Aside from the pictures, the entries should be given again exactly.

Data for processing:

[Start of section]

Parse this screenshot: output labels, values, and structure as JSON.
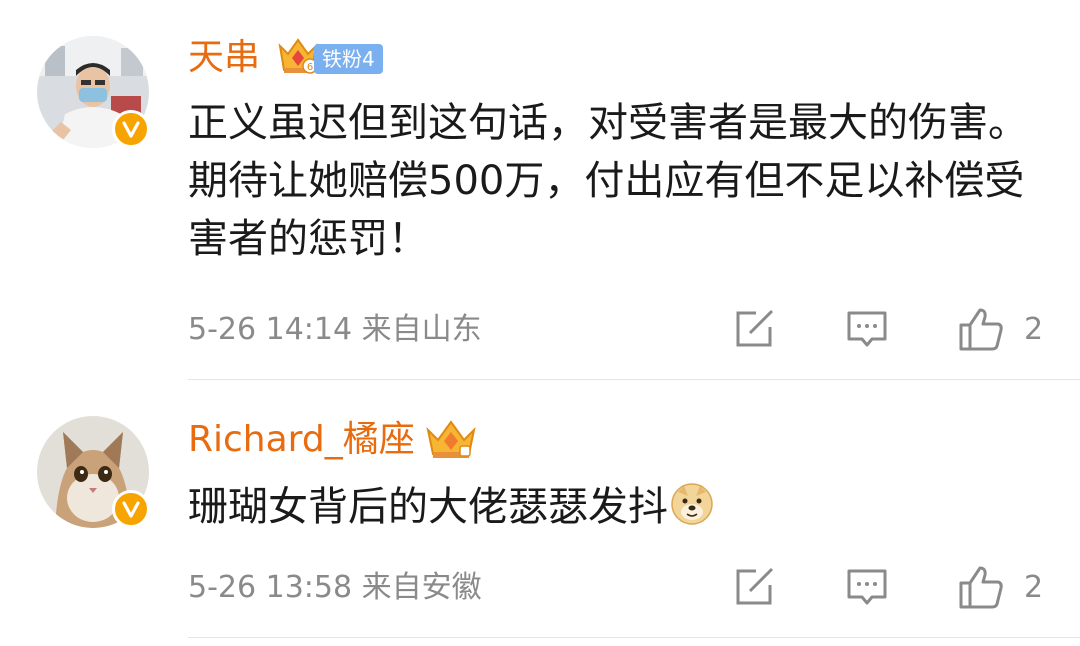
{
  "comments": [
    {
      "username": "天串",
      "fan_badge": "铁粉4",
      "text": "正义虽迟但到这句话，对受害者是最大的伤害。期待让她赔偿500万，付出应有但不足以补偿受害者的惩罚！",
      "timestamp": "5-26 14:14",
      "location": "来自山东",
      "like_count": "2"
    },
    {
      "username": "Richard_橘座",
      "text": "珊瑚女背后的大佬瑟瑟发抖",
      "timestamp": "5-26 13:58",
      "location": "来自安徽",
      "like_count": "2"
    }
  ],
  "colors": {
    "username": "#e86b0f",
    "verified": "#f7a400",
    "fan_badge": "#7aaff0",
    "meta": "#8a8a8a"
  },
  "icons": [
    "verified-icon",
    "crown-icon",
    "forward-icon",
    "reply-icon",
    "like-icon",
    "doge-emoji-icon"
  ]
}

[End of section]

Result for this task:
Parse this screenshot: output labels, values, and structure as JSON.
{
  "comments": [
    {
      "username": "天串",
      "fan_badge": "铁粉4",
      "text": "正义虽迟但到这句话，对受害者是最大的伤害。期待让她赔偿500万，付出应有但不足以补偿受害者的惩罚！",
      "timestamp": "5-26 14:14",
      "location": "来自山东",
      "like_count": "2"
    },
    {
      "username": "Richard_橘座",
      "text": "珊瑚女背后的大佬瑟瑟发抖",
      "timestamp": "5-26 13:58",
      "location": "来自安徽",
      "like_count": "2"
    }
  ],
  "colors": {
    "username": "#e86b0f",
    "verified": "#f7a400",
    "fan_badge": "#7aaff0",
    "meta": "#8a8a8a"
  },
  "icons": [
    "verified-icon",
    "crown-icon",
    "forward-icon",
    "reply-icon",
    "like-icon",
    "doge-emoji-icon"
  ]
}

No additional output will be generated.